MARA LIASSON, BYLINE: I'm fine. I just sound terrible.

GARCIA-NAVARRO: OK. Well, we're still happy to have you. So on to the actual coronavirus. The key to getting this country moving again is getting more eligible Americans vaccinated. You know, right now, about 58% are fully vaccinated. The urgency of this moment is so much more than it was just a month ago.

LIASSON: That's right. Remember, on July 1, there was a real sense of optimism. Vaccinated Americans were told they could go without masks inside and out. Seven-day average of new cases was only around 12,000. It seemed that President Biden was making good on his big promise to get the pandemic under control.

Now we've got 77,000 new cases a day because of the delta variant. And this is threatening Biden's ability not only to deliver on his big promise, but also it's threatening the economic recovery. You heard Senator Tester. If the president and the administration and local health officials can't convince more people to get vaccinated, the economy can take a hit.

GARCIA-NAVARRO: I mean, to that end, last week, the president came out with new rules for federal workers to either get vaccinated or to get regular testing. And then some big employers, like Walmart and Disney, followed suit. This is not a mandate. And some are warning that imposing on won't move the needle on many Americans who just aren't willing to take the shots.

LIASSON: That's right. This is really hard. The U.S. hit a plateau after a very strong start. Those who wanted the vaccines got them. Then it just turned into a slogging effort to entice the reluctant with incentives. And it got very political. If you look at a map of the counties that voted for Trump, the counties that voted for Biden, you see the Trump counties are much less vaccinated.

Now we're seeing reports of people who are sick. Some of them are dying in the hospital saying they wish they'd gotten vaccinated. But you're also seeing vaccination rates ticking up as more and more people, including conservatives and Republicans, are telling their constituents to get vaccinated because vaccines work. If you are vaccinated, it doesn't stop you from testing positive. But it stops you from getting sick or dying.

GARCIA-NAVARRO: Mara, turning now to another one of our recurring topics, which is infrastructure - you just heard Senator Jon Tester say he's feeling optimistic on the bipartisan bill passing in the Senate this week. Do you think his good feeling is warranted?

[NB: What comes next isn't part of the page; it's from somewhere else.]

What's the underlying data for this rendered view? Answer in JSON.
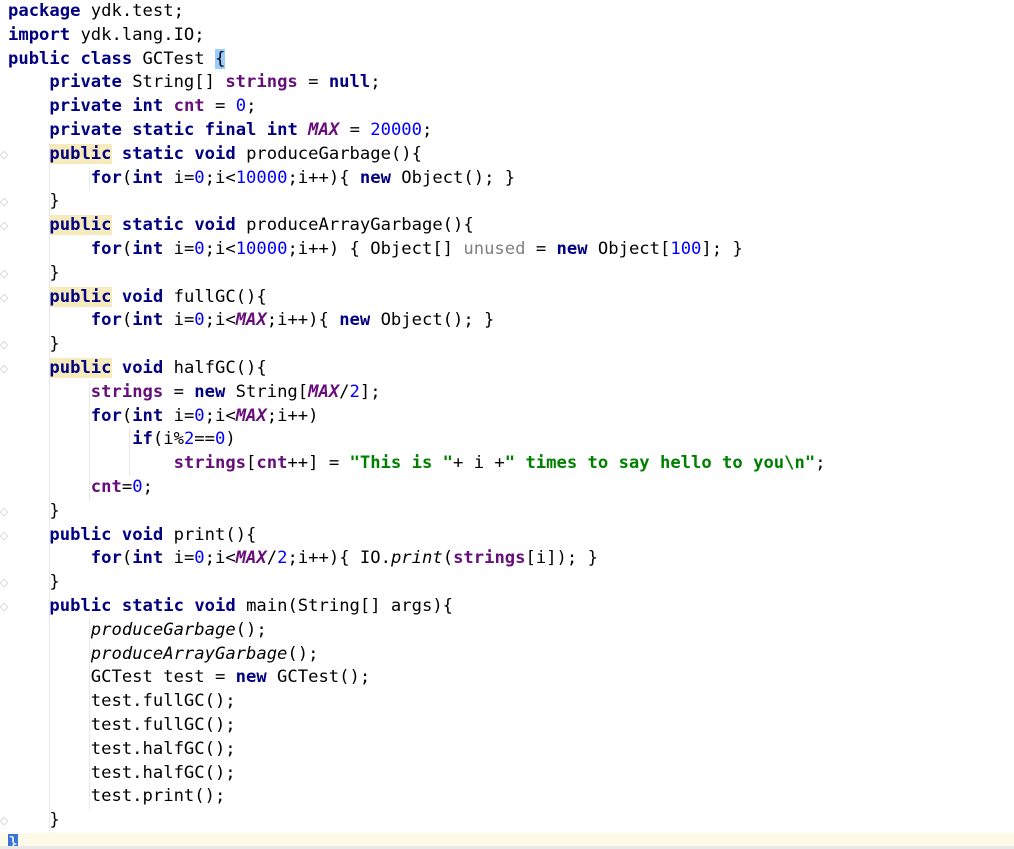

LIASSON: Well, all I can say is that this bill has always been on the verge of collapsing, but it never did. It has momentum. It has Republican support. It needs 10 Republicans to get over the finish line. I think the big question now - excuse me - is how the Democrats handle this two-step strategy that the Senate majority leader, Chuck Schumer, has outlined.

He wants to move the $1 trillion infrastructure through Congress and the $3.5 trillion gigantic human infrastructure bill at the same time. This is the bill that will need all 50 Democrats in the Senate. No Republicans are going to support it. As you mentioned earlier when you talked to Senator Tester, House Speaker Nancy Pelosi does not want these bills to be considered separately. And just as the Senate's infrastructure package changed as it went through the sausage-making process, I think that big $3.5 trillion package is also going to change over time. It has to in order to get support from moderate Democrats in the Senate who have been very skeptical about spending that much money.

And this is what legislating looks like in a evenly divided Congress at a time of incredibly low trust between the parties. It's really hard. It's really messy - takes a long time. And it doesn't always succeed. But I would say that the infrastructure bill is the bill that just would not die.

GARCIA-NAVARRO: Indeed. That's NPR national political correspondent Mara Liasson. Mara, please feel better. And thank you so much.

LIASSON: You're welcome.

(SOUNDBITE OF KENNY BURRELL'S "WEAVER OF DREAMS") Transcript provided by NPR, Copyright NPR.

Mara Liasson is a national political correspondent for NPR. Her reports can be heard regularly on NPR's award-winning newsmagazine programs Morning Edition and All Things Considered. Liasson provides extensive coverage of politics and policy from Washington, DC — focusing on the White House and Congress — and also reports on political trends beyond the Beltway.